28 December to 10 January 2015
After 17 days at sea we arrived at St Lucia on Sunday 28 December at 9:00 in the morning. After berthing the boat and a beer on board, we went to immigration and customs to check in. We had already pre-registered our arrival when we were in Gran Canaria using the Caribbean website which amazingly allows you to complete all the boat and crew details on line. This greatly speeds up immigration on entry (according to the website). It was the normal scrum as we went into immigration, queued up at the counter that was for crew who had registered on the website. However, while they may have a sophisticated website for preregistration, they do not have any ink for the printer so you have to join the other queue and complete all the details by hand. But only two hours later we were through the process, having visited 4 different people, completed forms in triplicate and we finally had our papers and passport stamp.
After lunch of hamburgers and beer (funny what you crave for after nearly three weeks at sea), we walked into the nearest town in the afternoon heat. Last time we did that because it is very hot at that time, there is an excellent and very cheap bus service or better still you can take your dinghy for a 5 minute ride directly into the town. But there again we did want to have a walk and it was only a couple of miles on hot dusty roads.
The day we arrived, we were approached by “John” who offered boat cleaning services. He showed us some of his work on other boats and we negotiated on prices to to clean the decks, topsides and hull. So for $200 he and his father spent the next day and a half making the boat look like new again and took such pride in his doing so. He was also really cheerful and just a nice guy to have around. I wish I could muster the energy, patience and attention to detail when I clean the boat – but that is never going to happen!

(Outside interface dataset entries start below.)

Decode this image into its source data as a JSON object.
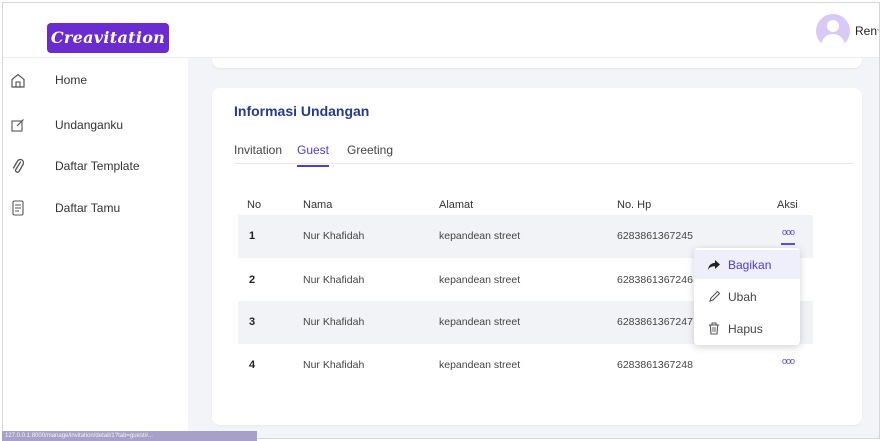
{
  "app": {
    "logo_text": "Creavitation",
    "user_name": "Ren",
    "user_chevron": "⌄"
  },
  "sidebar": {
    "items": [
      {
        "label": "Home",
        "icon": "home-icon"
      },
      {
        "label": "Undanganku",
        "icon": "edit-icon"
      },
      {
        "label": "Daftar Template",
        "icon": "paperclip-icon"
      },
      {
        "label": "Daftar Tamu",
        "icon": "contacts-icon"
      }
    ]
  },
  "card": {
    "title": "Informasi Undangan",
    "tabs": [
      {
        "label": "Invitation"
      },
      {
        "label": "Guest"
      },
      {
        "label": "Greeting"
      }
    ],
    "active_tab": "Guest"
  },
  "table": {
    "headers": {
      "no": "No",
      "nama": "Nama",
      "alamat": "Alamat",
      "hp": "No. Hp",
      "aksi": "Aksi"
    },
    "rows": [
      {
        "no": "1",
        "nama": "Nur Khafidah",
        "alamat": "kepandean street",
        "hp": "6283861367245",
        "aksi": "ooo"
      },
      {
        "no": "2",
        "nama": "Nur Khafidah",
        "alamat": "kepandean street",
        "hp": "6283861367246",
        "aksi": "ooo"
      },
      {
        "no": "3",
        "nama": "Nur Khafidah",
        "alamat": "kepandean street",
        "hp": "6283861367247",
        "aksi": "ooo"
      },
      {
        "no": "4",
        "nama": "Nur Khafidah",
        "alamat": "kepandean street",
        "hp": "6283861367248",
        "aksi": "ooo"
      }
    ]
  },
  "dropdown": {
    "items": [
      {
        "label": "Bagikan",
        "icon": "share-icon"
      },
      {
        "label": "Ubah",
        "icon": "pencil-icon"
      },
      {
        "label": "Hapus",
        "icon": "trash-icon"
      }
    ]
  },
  "status_bar": {
    "text": "127.0.0.1:8000/manage/invitation/detail/1?tab=guest#..."
  },
  "colors": {
    "brand": "#6a2bd1",
    "accent": "#4f3ae0",
    "title": "#233a8e",
    "content_bg": "#f3f4f8"
  }
}
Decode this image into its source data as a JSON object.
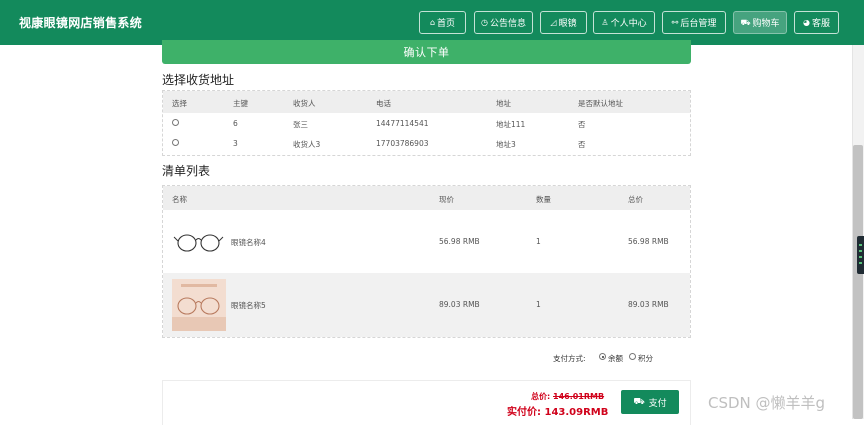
{
  "header": {
    "brand": "视康眼镜网店销售系统",
    "nav": [
      {
        "label": "首页",
        "icon": "home-icon",
        "glyph": "⌂"
      },
      {
        "label": "公告信息",
        "icon": "clock-icon",
        "glyph": "◷"
      },
      {
        "label": "眼镜",
        "icon": "tag-icon",
        "glyph": "◿"
      },
      {
        "label": "个人中心",
        "icon": "user-icon",
        "glyph": "♙"
      },
      {
        "label": "后台管理",
        "icon": "link-icon",
        "glyph": "⚯"
      },
      {
        "label": "购物车",
        "icon": "cart-icon",
        "glyph": "⛟",
        "active": true
      },
      {
        "label": "客服",
        "icon": "chat-icon",
        "glyph": "◕"
      }
    ]
  },
  "confirm_label": "确认下单",
  "address": {
    "title": "选择收货地址",
    "columns": [
      "选择",
      "主键",
      "收货人",
      "电话",
      "地址",
      "是否默认地址"
    ],
    "rows": [
      {
        "id": "6",
        "name": "张三",
        "phone": "14477114541",
        "address": "地址111",
        "default": "否"
      },
      {
        "id": "3",
        "name": "收货人3",
        "phone": "17703786903",
        "address": "地址3",
        "default": "否"
      }
    ]
  },
  "order": {
    "title": "清单列表",
    "columns": [
      "名称",
      "现价",
      "数量",
      "总价"
    ],
    "rows": [
      {
        "name": "眼镜名称4",
        "price": "56.98 RMB",
        "qty": "1",
        "total": "56.98 RMB"
      },
      {
        "name": "眼镜名称5",
        "price": "89.03 RMB",
        "qty": "1",
        "total": "89.03 RMB"
      }
    ]
  },
  "payment": {
    "label": "支付方式:",
    "options": [
      {
        "label": "余额",
        "checked": true
      },
      {
        "label": "积分",
        "checked": false
      }
    ]
  },
  "totals": {
    "original_label": "总价:",
    "original_value": "146.01RMB",
    "actual_label": "实付价:",
    "actual_value": "143.09RMB"
  },
  "pay_button": "支付",
  "watermark": "CSDN @懒羊羊g",
  "colors": {
    "primary": "#138a5c",
    "confirm": "#3eb169",
    "price_red": "#d0021b"
  }
}
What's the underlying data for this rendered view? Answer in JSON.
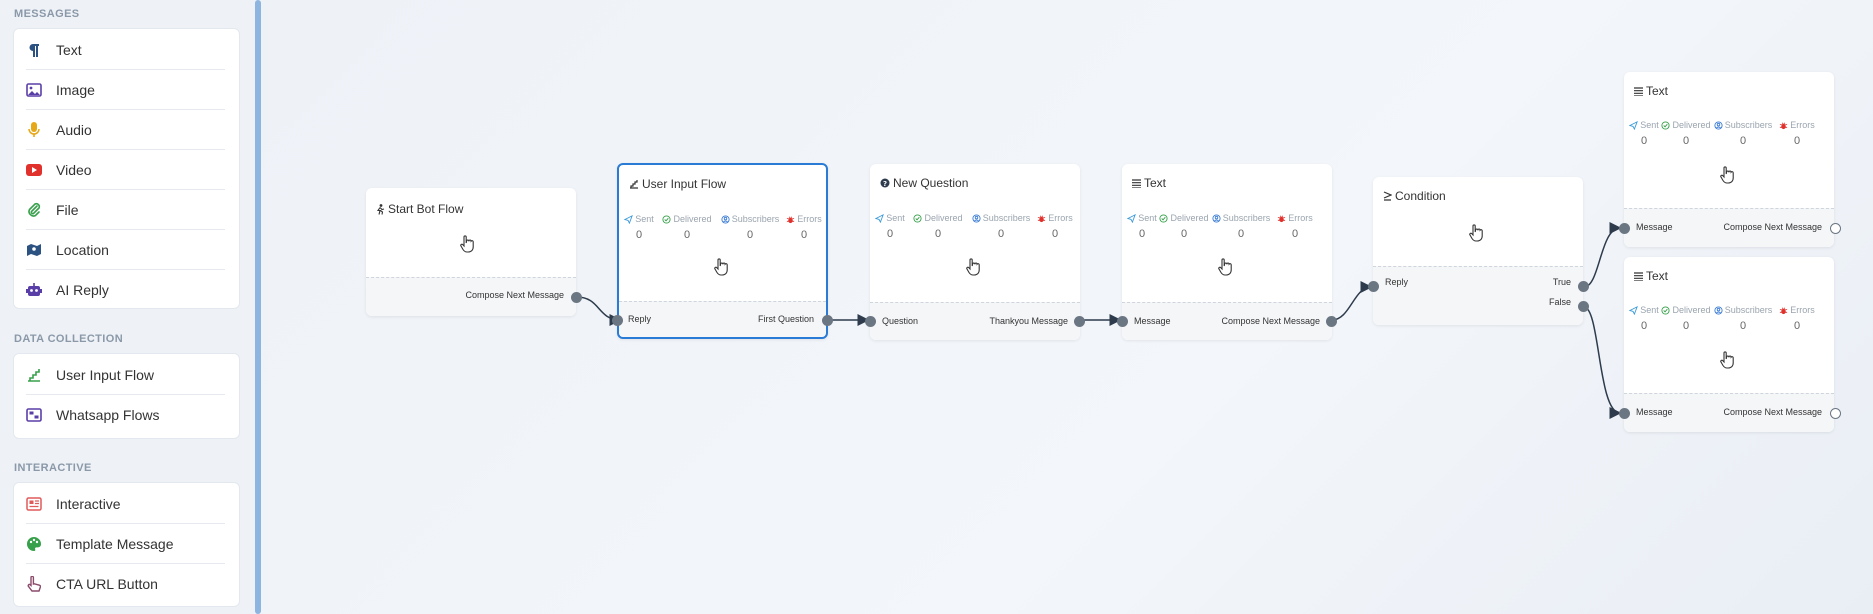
{
  "sidebar": {
    "sections": [
      {
        "title": "MESSAGES",
        "items": [
          {
            "label": "Text",
            "icon": "paragraph-icon",
            "color": "#2c5282"
          },
          {
            "label": "Image",
            "icon": "image-icon",
            "color": "#5a3ea8"
          },
          {
            "label": "Audio",
            "icon": "microphone-icon",
            "color": "#e6a817"
          },
          {
            "label": "Video",
            "icon": "youtube-icon",
            "color": "#e0312c"
          },
          {
            "label": "File",
            "icon": "paperclip-icon",
            "color": "#36a04a"
          },
          {
            "label": "Location",
            "icon": "map-icon",
            "color": "#2c5282"
          },
          {
            "label": "AI Reply",
            "icon": "robot-icon",
            "color": "#5a3ea8"
          }
        ]
      },
      {
        "title": "DATA COLLECTION",
        "items": [
          {
            "label": "User Input Flow",
            "icon": "stairs-icon",
            "color": "#36a04a"
          },
          {
            "label": "Whatsapp Flows",
            "icon": "flow-icon",
            "color": "#5a3ea8"
          }
        ]
      },
      {
        "title": "INTERACTIVE",
        "items": [
          {
            "label": "Interactive",
            "icon": "newspaper-icon",
            "color": "#e05a5a"
          },
          {
            "label": "Template Message",
            "icon": "palette-icon",
            "color": "#36a04a"
          },
          {
            "label": "CTA URL Button",
            "icon": "pointer-hand-icon",
            "color": "#8a4a6a"
          }
        ]
      }
    ]
  },
  "stat_labels": {
    "sent": "Sent",
    "delivered": "Delivered",
    "subscribers": "Subscribers",
    "errors": "Errors"
  },
  "colors": {
    "sent": "#3a9ad9",
    "delivered": "#36a04a",
    "subscribers": "#3a7bd5",
    "errors": "#e0312c",
    "selected": "#2a7bd6"
  },
  "nodes": [
    {
      "title": "Start Bot Flow",
      "icon": "runner-icon",
      "out": "Compose Next Message"
    },
    {
      "title": "User Input Flow",
      "icon": "stairs-icon",
      "stats": [
        "0",
        "0",
        "0",
        "0"
      ],
      "in": "Reply",
      "out": "First Question"
    },
    {
      "title": "New Question",
      "icon": "question-circle-icon",
      "stats": [
        "0",
        "0",
        "0",
        "0"
      ],
      "in": "Question",
      "out": "Thankyou Message"
    },
    {
      "title": "Text",
      "icon": "align-icon",
      "stats": [
        "0",
        "0",
        "0",
        "0"
      ],
      "in": "Message",
      "out": "Compose Next Message"
    },
    {
      "title": "Condition",
      "icon": "greater-equal-icon",
      "in": "Reply",
      "out_true": "True",
      "out_false": "False"
    },
    {
      "title": "Text",
      "icon": "align-icon",
      "stats": [
        "0",
        "0",
        "0",
        "0"
      ],
      "in": "Message",
      "out": "Compose Next Message"
    },
    {
      "title": "Text",
      "icon": "align-icon",
      "stats": [
        "0",
        "0",
        "0",
        "0"
      ],
      "in": "Message",
      "out": "Compose Next Message"
    }
  ]
}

It took us a good 5 days before we felt we had any energy again although as Sarah was leaving on the 1st January, we did pack a few things in. We took the bus to Castries (the capital) one day - always fun travelling on local transport – and spent the day with 5000 passengers off the three cruise ships anchored there walking around the streets. In a bid to get away from the invading hordes, we walked further into the back streets of Castries only to be advised by a doctor, who came out of his clinic especially, to turn back as we were in an unsafe district. Advice gratefully received!
|Sarah departing for South America|
On New Year’s Eve we decided to move out of the Marina and anchor outside to get some peace and quiet while watching the fireworks along the beach. A relaxing night of eating, drinking and playing games. Sarah also had to pack her bags for her 6 week tour of South America which she was starting the next day.
|Trip to the rain forest.|
After Sarah left we started the planning for the next leg to Santa Marta on the Columbian coast which started on the 10th January. All the guide books and advice from the World ARC team was that this was the second most difficult passage of the entire circumnavigation, second only to round the cape off South Africa. This came as a little bit of a shock after having spent three weeks crossing the Atlantic but we decided that just two of us undertaking this 900 mile journey was not a good idea so we had to find another crew member.
The World Arc Starts
The World Arc team arrived on the 3 January and we discussed the problem with them. Fortunately one of the team knew of someone who had sailed with who wanted to sail to Australia – a 25 year old Frenchman called Victor who had some ocean sailing experience. We were due to meet him in a few days but at least it was a potential solution to our problem. We met him a few days later to find out that not only is he a very good sailor, he loves to cook and is very good at it. Could not have worked out better. It was also a great relief to have a third person on board for this “challenging” sail as it was referred to.
The World Arc put on a series of drinks in the evening and other social events during the day for the World Arc participants to get to know each other. There are 14 other boats in the fleet with the smallest at 40 feet and the largest at 62 feet. There is also a good range of nationalities: British, French, Icelandic, American, Australian, Irish, Swedish all with a common interest of sailing around the world. A few drinks parties, a few dinners and some social events helped to get to know people (as did the crib sheet the World Arc gave out showing who was on which boat).
The saga with the generator played out for the entire 8 days before we left, with engineers coming, taking things apart, trying different solutions but to the same effect. The day we left, the engineer turned up at 9am in the morning to put back the generator after having found that the brushes on the alternator had broken. I was pleased that they had found the fault, not pleased that the generator was in bits two hours before we were due to start the first leg to Santa Marta or that we did not have a replacement part. However he did manage to put it back together just in time so we did get to the start line on time but it was not the most relaxed of starts.
The last night before the start was the farewell party at a local hotel. Rum cocktails, some nibbles and a steel band together with speeches from the government minister for Tourism and various other people. The drinks ended at a respectable 9pm so a few of us set off to go to the Friday night “Jump Up” at Gros Islet. This is a street party over about 4 streets where all the locals go on a Friday night to have street food, loud music and dance. It was one great big party and even the rain showers did not dampen the atmosphere. Never a good idea to go out the night before the start of a 5 day sail and especially not going out until 2am (or maybe it was the beer that was not the good idea – I forget which). We all slept well that night and felt surprisingly alert the next morning, no doubt in anticipation of the next 5 days.